“In the future, you will be constantly connected, wherever you are. Broadband is more and more widespread, albeit a bit patchy across Europe. Free and public hot-spots are spreading, and should continue to do so, allowing better Internet connection. So nowadays, with services increasingly being stored in the cloud, you’ll be using your PC simply as a connected object.”

The major issue is security. Hacking is a risk, of course. But on the other hand, the advantage is that your data is not physically on your computer: if you lose it, if it is stolen, or if your hard disk breaks down, you can start working again immediately on another computer.

Solar cycle path opens in Amsterdam

Back to earth now with a new solar cycle path that recently opened in Amsterdam.

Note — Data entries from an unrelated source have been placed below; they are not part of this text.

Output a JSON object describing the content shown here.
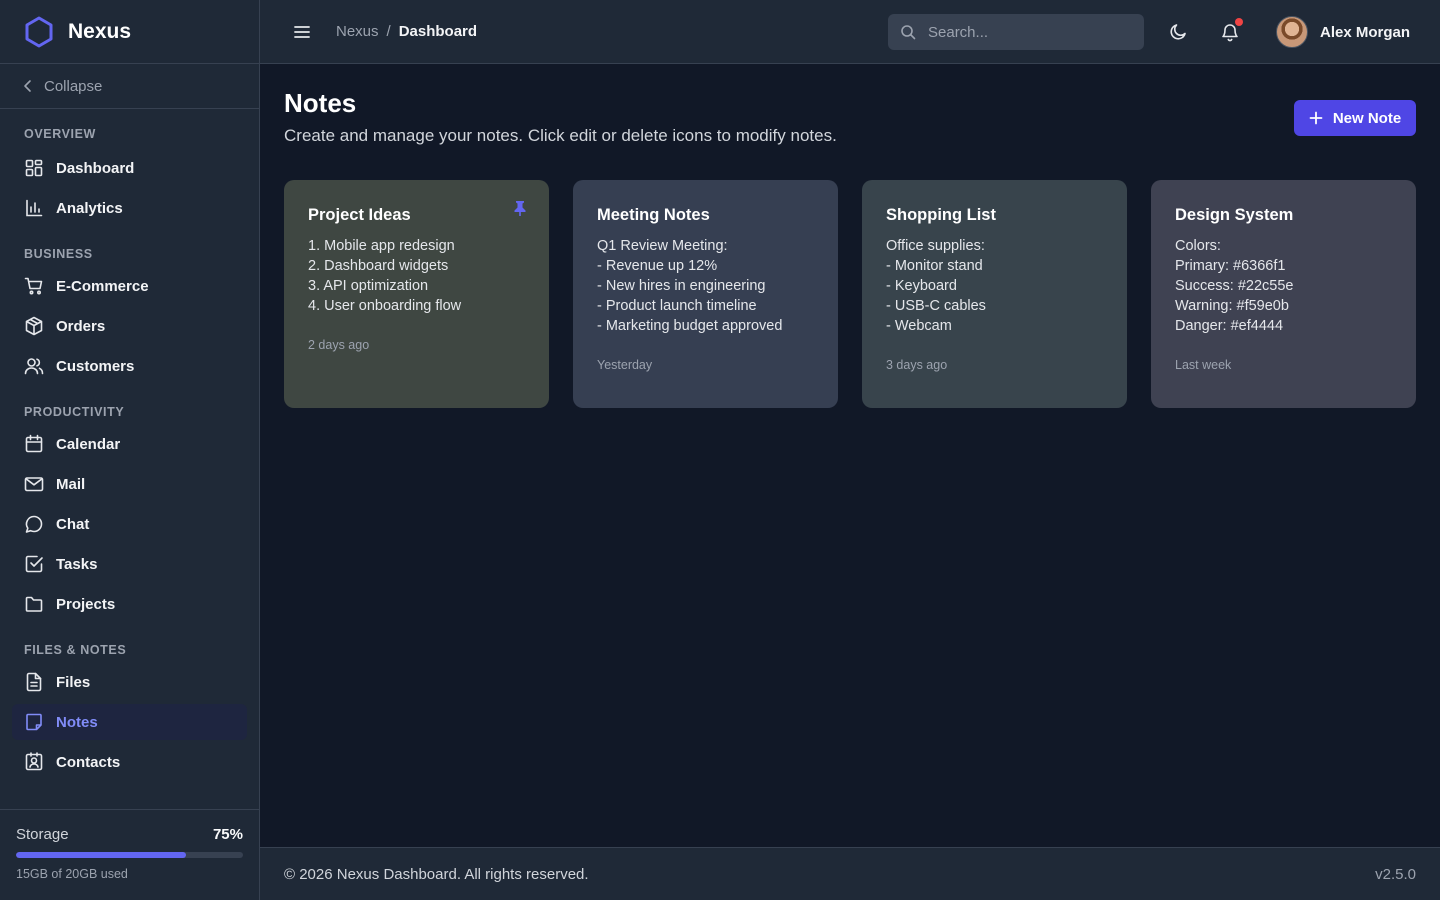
{
  "brand": {
    "name": "Nexus",
    "accent": "#6366f1"
  },
  "sidebar": {
    "collapse_label": "Collapse",
    "sections": [
      {
        "title": "OVERVIEW",
        "items": [
          {
            "label": "Dashboard",
            "icon": "grid-icon"
          },
          {
            "label": "Analytics",
            "icon": "bar-chart-icon"
          }
        ]
      },
      {
        "title": "BUSINESS",
        "items": [
          {
            "label": "E-Commerce",
            "icon": "cart-icon"
          },
          {
            "label": "Orders",
            "icon": "box-icon"
          },
          {
            "label": "Customers",
            "icon": "users-icon"
          }
        ]
      },
      {
        "title": "PRODUCTIVITY",
        "items": [
          {
            "label": "Calendar",
            "icon": "calendar-icon"
          },
          {
            "label": "Mail",
            "icon": "mail-icon"
          },
          {
            "label": "Chat",
            "icon": "chat-icon"
          },
          {
            "label": "Tasks",
            "icon": "check-square-icon"
          },
          {
            "label": "Projects",
            "icon": "folder-icon"
          }
        ]
      },
      {
        "title": "FILES & NOTES",
        "items": [
          {
            "label": "Files",
            "icon": "file-text-icon"
          },
          {
            "label": "Notes",
            "icon": "note-icon",
            "active": true
          },
          {
            "label": "Contacts",
            "icon": "contact-card-icon"
          }
        ]
      }
    ],
    "storage": {
      "label": "Storage",
      "percent_text": "75%",
      "used_fraction": 0.75,
      "detail": "15GB of 20GB used"
    }
  },
  "header": {
    "breadcrumb": [
      "Nexus",
      "Dashboard"
    ],
    "search_placeholder": "Search...",
    "user_name": "Alex Morgan"
  },
  "main": {
    "title": "Notes",
    "subtitle": "Create and manage your notes. Click edit or delete icons to modify notes.",
    "new_note_label": "New Note",
    "notes": [
      {
        "title": "Project Ideas",
        "body": "1. Mobile app redesign\n2. Dashboard widgets\n3. API optimization\n4. User onboarding flow",
        "time": "2 days ago",
        "pinned": true,
        "color": "#3f4742"
      },
      {
        "title": "Meeting Notes",
        "body": "Q1 Review Meeting:\n- Revenue up 12%\n- New hires in engineering\n- Product launch timeline\n- Marketing budget approved",
        "time": "Yesterday",
        "pinned": false,
        "color": "#363f52"
      },
      {
        "title": "Shopping List",
        "body": "Office supplies:\n- Monitor stand\n- Keyboard\n- USB-C cables\n- Webcam",
        "time": "3 days ago",
        "pinned": false,
        "color": "#38444c"
      },
      {
        "title": "Design System",
        "body": "Colors:\nPrimary: #6366f1\nSuccess: #22c55e\nWarning: #f59e0b\nDanger: #ef4444",
        "time": "Last week",
        "pinned": false,
        "color": "#3f4252"
      }
    ]
  },
  "footer": {
    "copyright": "© 2026 Nexus Dashboard. All rights reserved.",
    "version": "v2.5.0"
  }
}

Designed to capture the energy from the sun and transform it into electricity, the path is fitted with solar panels, which its designers hope will produce enough energy to power traffic lights and even electric cars.

The path is made of Lego-like modules placed underneath the concrete. The modules are covered with a layer of glass that is coated with a rough plastic to keep bikes from slipping, and which is treated against dirt.

“It would be in an area that we use anyway, so we don’t need any extra space, we do not have any disturbance for the environment, we just put it in the road that is there anyway,” says Solaroad co-inventor and developer Sten de Wit.

Still a pilot project, the path has already been slammed by one German energy magazine, which has called it a "stupid idea", saying dirt from cyclists will “dramatically reduce power production” unless it is cleaned several times a day.